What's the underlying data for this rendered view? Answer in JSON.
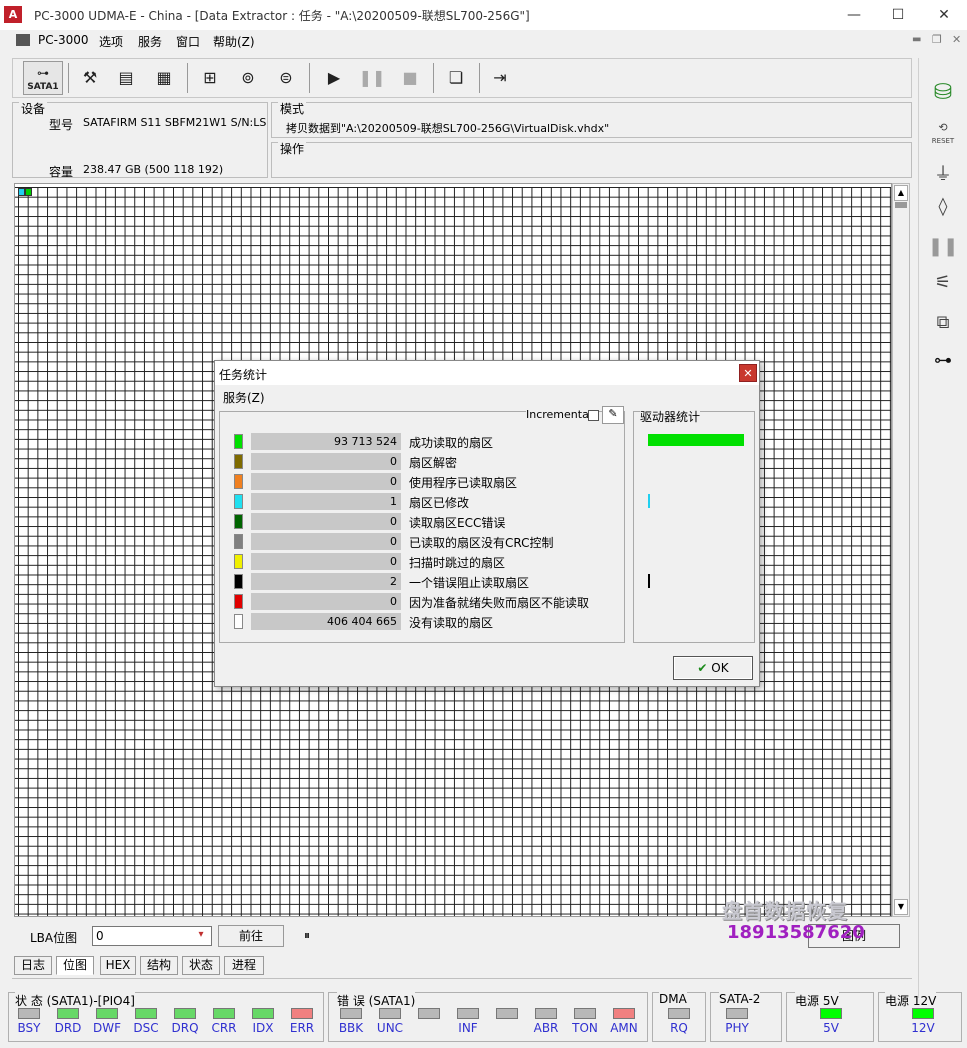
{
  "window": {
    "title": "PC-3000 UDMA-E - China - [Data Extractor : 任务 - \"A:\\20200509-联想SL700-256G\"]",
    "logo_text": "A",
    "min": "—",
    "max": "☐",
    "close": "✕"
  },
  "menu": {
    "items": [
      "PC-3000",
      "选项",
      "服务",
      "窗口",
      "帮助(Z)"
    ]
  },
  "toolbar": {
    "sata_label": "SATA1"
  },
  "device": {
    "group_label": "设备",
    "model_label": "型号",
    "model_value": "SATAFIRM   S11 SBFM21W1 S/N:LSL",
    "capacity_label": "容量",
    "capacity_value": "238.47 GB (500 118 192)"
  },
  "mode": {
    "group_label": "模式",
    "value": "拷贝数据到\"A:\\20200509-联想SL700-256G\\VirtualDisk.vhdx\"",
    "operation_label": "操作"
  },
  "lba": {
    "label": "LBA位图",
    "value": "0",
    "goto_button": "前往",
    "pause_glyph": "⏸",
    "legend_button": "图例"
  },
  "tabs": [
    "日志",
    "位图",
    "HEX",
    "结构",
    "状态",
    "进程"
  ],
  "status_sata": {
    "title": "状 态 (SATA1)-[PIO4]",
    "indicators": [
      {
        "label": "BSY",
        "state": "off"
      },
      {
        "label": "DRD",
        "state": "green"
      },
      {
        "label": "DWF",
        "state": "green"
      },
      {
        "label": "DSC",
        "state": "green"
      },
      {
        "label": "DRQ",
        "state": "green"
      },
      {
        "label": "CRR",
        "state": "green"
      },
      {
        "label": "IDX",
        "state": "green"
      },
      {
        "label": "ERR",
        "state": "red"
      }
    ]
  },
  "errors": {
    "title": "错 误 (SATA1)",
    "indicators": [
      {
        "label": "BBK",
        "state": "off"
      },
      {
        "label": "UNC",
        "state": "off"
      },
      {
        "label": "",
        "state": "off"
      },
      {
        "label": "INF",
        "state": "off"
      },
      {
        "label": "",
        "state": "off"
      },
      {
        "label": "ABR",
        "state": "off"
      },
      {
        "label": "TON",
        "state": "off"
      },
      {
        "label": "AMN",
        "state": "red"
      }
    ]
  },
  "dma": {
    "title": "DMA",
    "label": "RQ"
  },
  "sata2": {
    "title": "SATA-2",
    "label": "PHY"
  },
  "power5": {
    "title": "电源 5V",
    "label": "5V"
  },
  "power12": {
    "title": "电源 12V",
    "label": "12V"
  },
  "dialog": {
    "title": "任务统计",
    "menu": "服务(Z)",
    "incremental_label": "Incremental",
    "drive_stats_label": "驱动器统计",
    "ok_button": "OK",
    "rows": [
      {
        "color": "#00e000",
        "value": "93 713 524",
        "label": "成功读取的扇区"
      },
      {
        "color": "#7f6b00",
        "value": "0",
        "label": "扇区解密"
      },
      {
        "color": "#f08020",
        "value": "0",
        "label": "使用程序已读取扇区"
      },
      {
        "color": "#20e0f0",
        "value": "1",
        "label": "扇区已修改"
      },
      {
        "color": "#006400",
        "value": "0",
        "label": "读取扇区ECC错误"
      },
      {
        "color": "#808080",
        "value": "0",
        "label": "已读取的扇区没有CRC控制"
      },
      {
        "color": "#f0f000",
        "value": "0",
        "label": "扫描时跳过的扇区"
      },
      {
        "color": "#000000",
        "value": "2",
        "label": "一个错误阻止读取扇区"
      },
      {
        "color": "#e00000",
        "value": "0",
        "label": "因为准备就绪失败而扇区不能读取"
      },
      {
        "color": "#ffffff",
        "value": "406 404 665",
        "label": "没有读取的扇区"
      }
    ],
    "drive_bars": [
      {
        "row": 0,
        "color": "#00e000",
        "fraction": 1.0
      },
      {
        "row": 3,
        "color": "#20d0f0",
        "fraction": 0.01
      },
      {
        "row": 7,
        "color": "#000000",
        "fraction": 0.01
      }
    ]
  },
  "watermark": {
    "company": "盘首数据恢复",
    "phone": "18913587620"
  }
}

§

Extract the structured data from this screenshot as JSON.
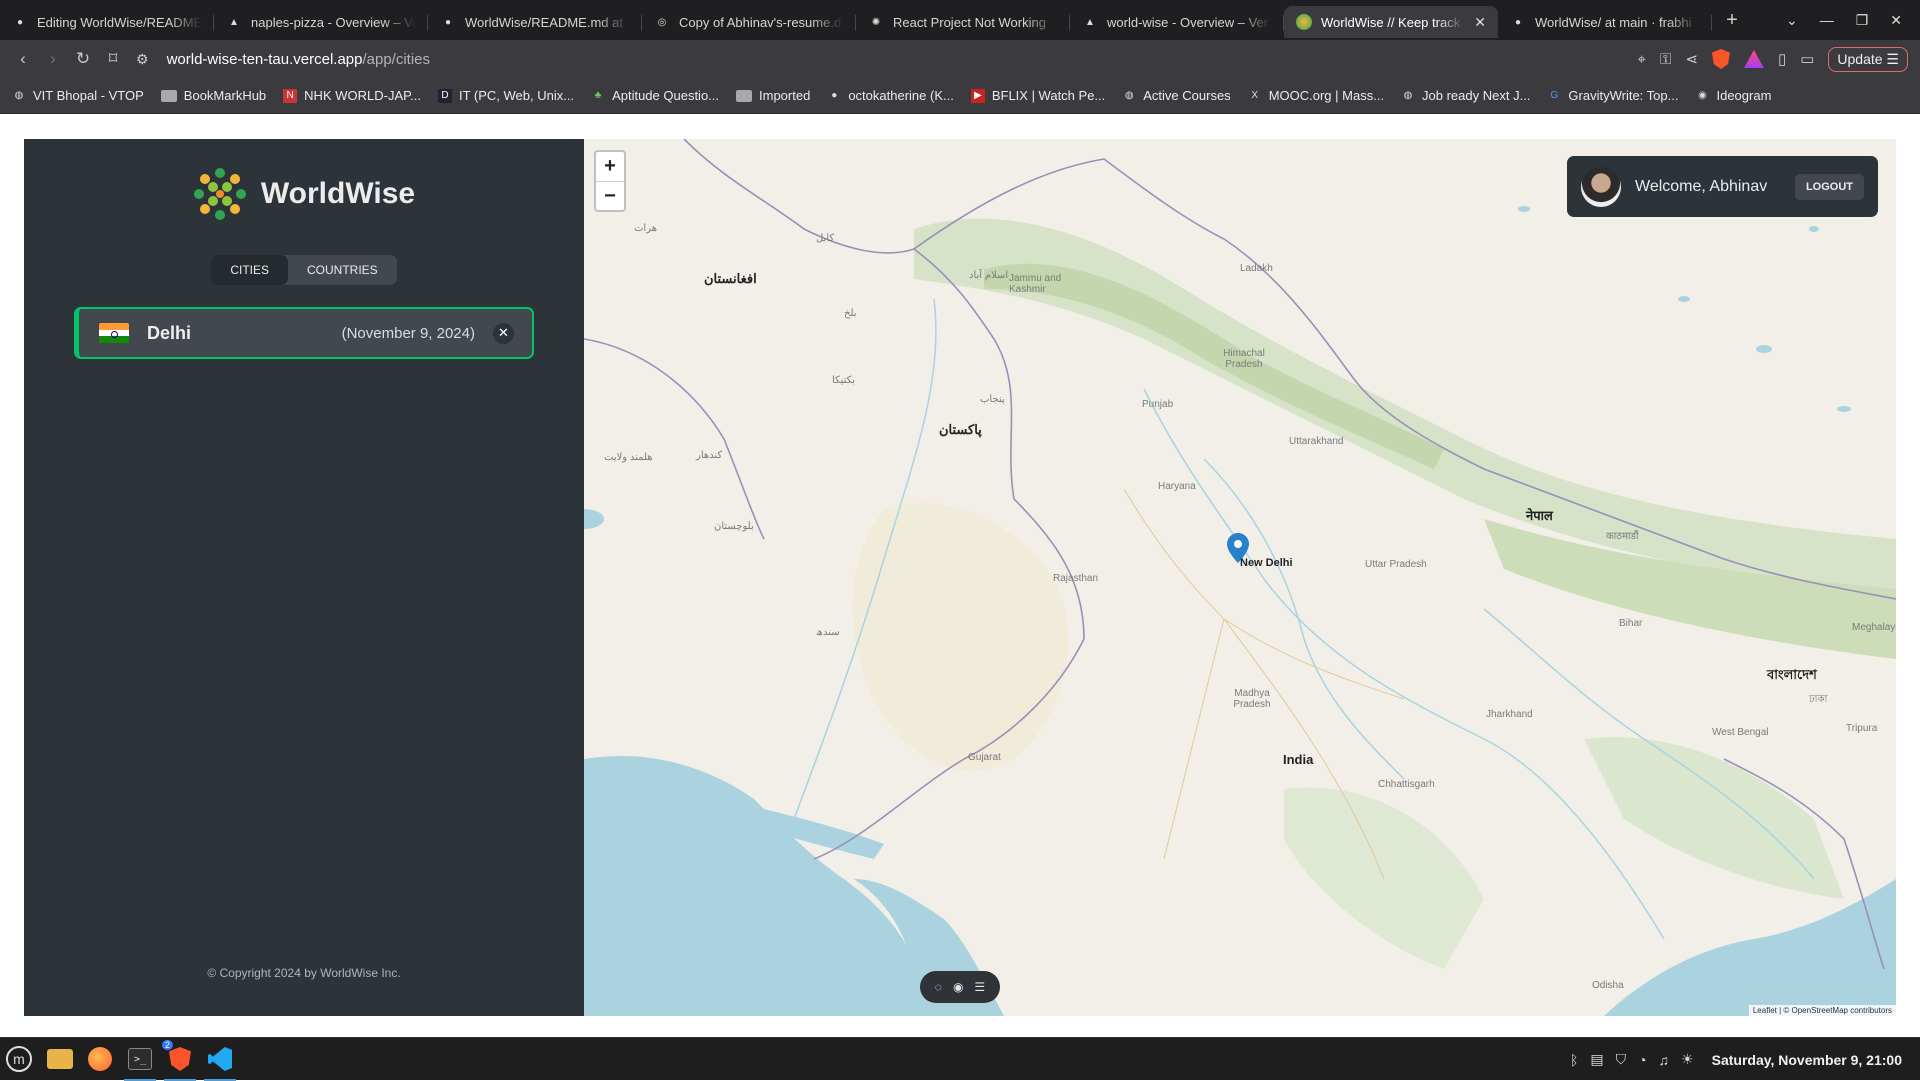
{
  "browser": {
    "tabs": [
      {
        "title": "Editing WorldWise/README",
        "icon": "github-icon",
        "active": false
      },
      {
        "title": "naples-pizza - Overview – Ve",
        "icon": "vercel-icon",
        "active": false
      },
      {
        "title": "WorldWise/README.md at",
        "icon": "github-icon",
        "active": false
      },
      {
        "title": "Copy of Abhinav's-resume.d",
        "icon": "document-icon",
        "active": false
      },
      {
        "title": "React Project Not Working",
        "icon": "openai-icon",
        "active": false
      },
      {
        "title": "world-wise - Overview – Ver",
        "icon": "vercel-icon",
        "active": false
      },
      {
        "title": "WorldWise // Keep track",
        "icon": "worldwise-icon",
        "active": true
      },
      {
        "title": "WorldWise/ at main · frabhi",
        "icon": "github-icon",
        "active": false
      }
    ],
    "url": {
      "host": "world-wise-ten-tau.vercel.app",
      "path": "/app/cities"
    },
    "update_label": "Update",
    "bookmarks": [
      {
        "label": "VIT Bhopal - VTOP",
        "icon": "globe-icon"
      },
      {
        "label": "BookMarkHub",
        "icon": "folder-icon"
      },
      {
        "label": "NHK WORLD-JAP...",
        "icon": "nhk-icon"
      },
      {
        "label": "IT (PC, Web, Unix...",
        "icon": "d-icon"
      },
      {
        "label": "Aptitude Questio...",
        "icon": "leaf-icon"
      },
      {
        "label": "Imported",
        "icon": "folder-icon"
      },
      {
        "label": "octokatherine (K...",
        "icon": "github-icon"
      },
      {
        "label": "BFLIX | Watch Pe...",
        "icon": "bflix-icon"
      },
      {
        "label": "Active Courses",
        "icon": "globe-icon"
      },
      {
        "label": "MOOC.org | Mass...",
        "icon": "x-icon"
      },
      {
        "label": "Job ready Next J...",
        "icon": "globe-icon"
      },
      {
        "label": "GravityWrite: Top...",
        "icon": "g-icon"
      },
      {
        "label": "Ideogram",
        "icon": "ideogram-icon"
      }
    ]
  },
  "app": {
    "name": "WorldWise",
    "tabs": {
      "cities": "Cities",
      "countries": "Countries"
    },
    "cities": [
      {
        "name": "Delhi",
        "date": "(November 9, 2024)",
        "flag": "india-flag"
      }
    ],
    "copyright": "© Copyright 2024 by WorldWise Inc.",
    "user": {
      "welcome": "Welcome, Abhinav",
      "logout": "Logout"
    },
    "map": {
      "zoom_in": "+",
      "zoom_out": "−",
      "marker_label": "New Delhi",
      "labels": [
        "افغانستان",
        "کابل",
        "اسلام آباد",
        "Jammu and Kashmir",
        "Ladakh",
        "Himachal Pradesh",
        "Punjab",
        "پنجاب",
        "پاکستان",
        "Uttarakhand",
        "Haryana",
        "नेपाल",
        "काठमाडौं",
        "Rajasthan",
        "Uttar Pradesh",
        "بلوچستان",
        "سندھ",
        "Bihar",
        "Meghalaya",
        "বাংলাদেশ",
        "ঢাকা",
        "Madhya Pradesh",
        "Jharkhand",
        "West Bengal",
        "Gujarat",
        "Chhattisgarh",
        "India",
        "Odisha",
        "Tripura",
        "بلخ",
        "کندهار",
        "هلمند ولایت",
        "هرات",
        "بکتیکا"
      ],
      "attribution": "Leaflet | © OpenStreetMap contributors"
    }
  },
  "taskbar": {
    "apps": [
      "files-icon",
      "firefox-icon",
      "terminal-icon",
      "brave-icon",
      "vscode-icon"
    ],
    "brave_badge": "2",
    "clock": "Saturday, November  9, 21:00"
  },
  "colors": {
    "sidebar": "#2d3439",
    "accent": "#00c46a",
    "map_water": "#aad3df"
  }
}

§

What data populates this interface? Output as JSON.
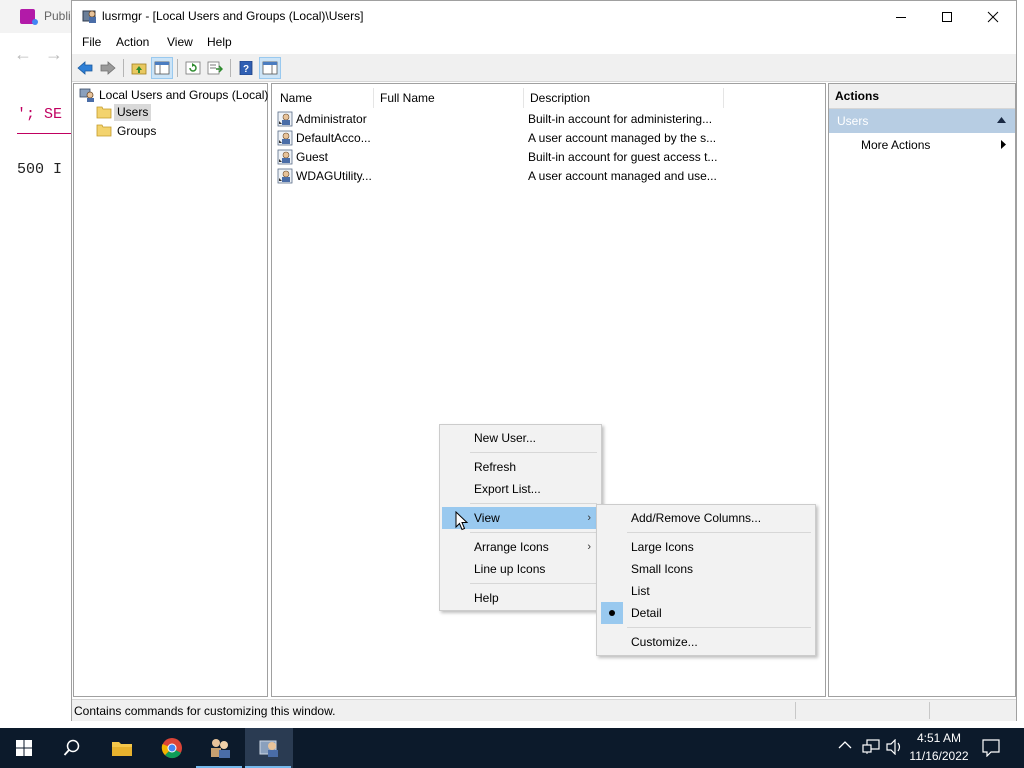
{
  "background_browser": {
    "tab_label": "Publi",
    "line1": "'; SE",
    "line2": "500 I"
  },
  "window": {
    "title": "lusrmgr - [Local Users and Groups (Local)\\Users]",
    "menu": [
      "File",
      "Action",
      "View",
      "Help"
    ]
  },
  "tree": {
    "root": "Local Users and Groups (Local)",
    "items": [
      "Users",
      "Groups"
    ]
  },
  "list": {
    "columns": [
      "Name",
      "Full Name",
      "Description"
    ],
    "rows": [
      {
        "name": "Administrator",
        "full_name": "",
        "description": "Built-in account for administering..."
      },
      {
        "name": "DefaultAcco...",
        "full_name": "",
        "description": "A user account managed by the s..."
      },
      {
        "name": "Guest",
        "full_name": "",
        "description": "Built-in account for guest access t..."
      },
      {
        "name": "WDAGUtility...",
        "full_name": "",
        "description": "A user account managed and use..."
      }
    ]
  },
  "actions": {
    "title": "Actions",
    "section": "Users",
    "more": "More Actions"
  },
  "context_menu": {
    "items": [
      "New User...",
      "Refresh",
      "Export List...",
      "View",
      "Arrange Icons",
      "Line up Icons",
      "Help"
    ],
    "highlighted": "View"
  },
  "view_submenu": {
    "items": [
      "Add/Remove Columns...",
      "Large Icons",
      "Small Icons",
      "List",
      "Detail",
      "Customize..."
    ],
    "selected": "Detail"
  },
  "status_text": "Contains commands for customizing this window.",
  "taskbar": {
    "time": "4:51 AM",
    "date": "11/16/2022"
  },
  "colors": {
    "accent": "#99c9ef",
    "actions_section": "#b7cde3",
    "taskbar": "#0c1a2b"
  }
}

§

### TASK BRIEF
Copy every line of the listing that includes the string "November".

### ANSWER BOX
        "date": "(November 9, 2024)",
    "clock": "Saturday, November  9, 21:00"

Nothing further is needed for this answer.